Violinist Diaz was front and center for most of it, executing her part’s extreme demands with technical assurance and panache. To top it off, she performed a brilliant and imaginative cadenza composed by herself, which managed to sound perfectly idiomatic on the violin while reflecting back on some of the score’s wackier moments. A few thumps in the orchestra, Ligeti’s amusing take on the traditional concerto tutti ending, closed the work.
After the intermission, an eight-voice version of the Lorelei Ensemble shone in Bartók’s wonderfully exuberant and dissonant setting of three Slovak folk songs. Excitement and knowing irony mingled in their crisp, animated delivery of “Wedding,” sadness tinged the tender solos and haunting modal harmonies of “Lullaby,” and “Lad’s Dance” swung madly with brassy syncopations, then got into that Hungarian slow-fast thing, and generally turned impudence into an art form.

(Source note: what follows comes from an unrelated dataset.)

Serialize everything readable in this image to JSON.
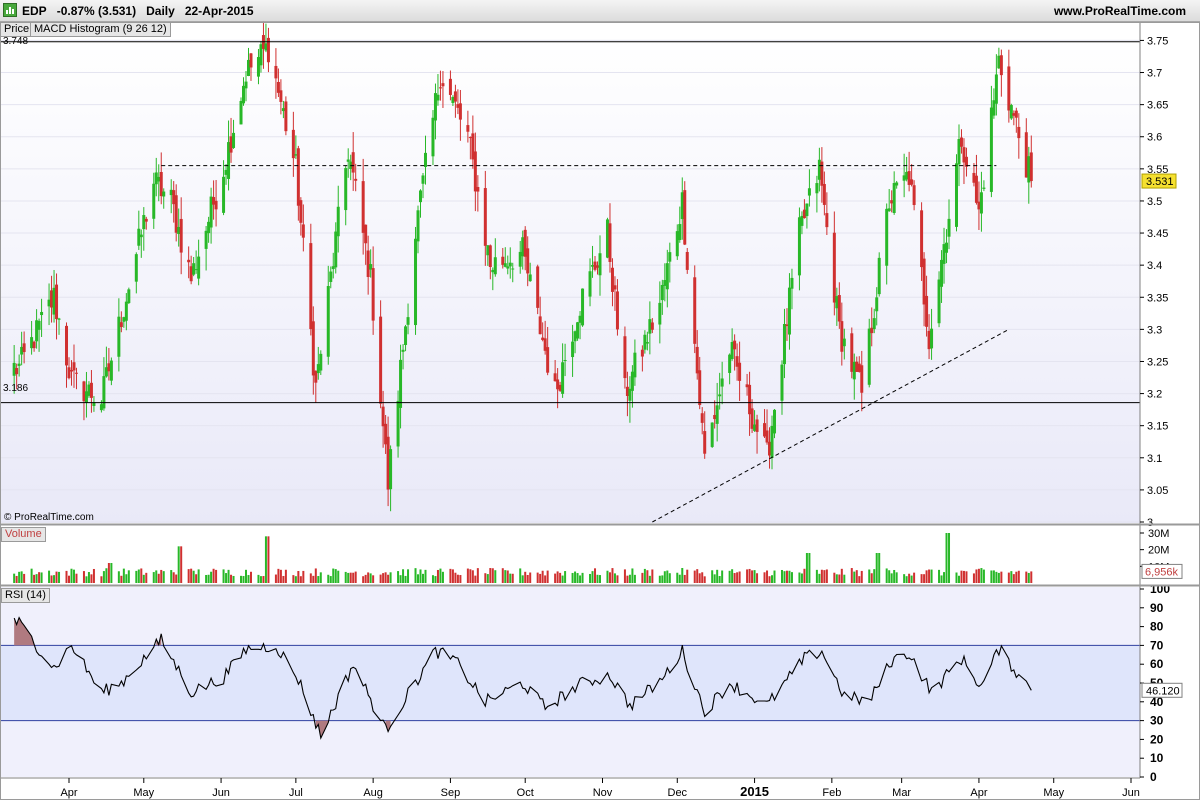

Composers Karosi and Agócs were on hand to celebrate their premieres and take bows. Lorelei Ensemble founder and artistic director Beth Willer was called to the stage twice to acknowledge her having brought the chorus to such a high level for this performance.
Conductor Rose, as is his wont, gave a modest nod or two to the audience. If you would hear his monument, listen around you.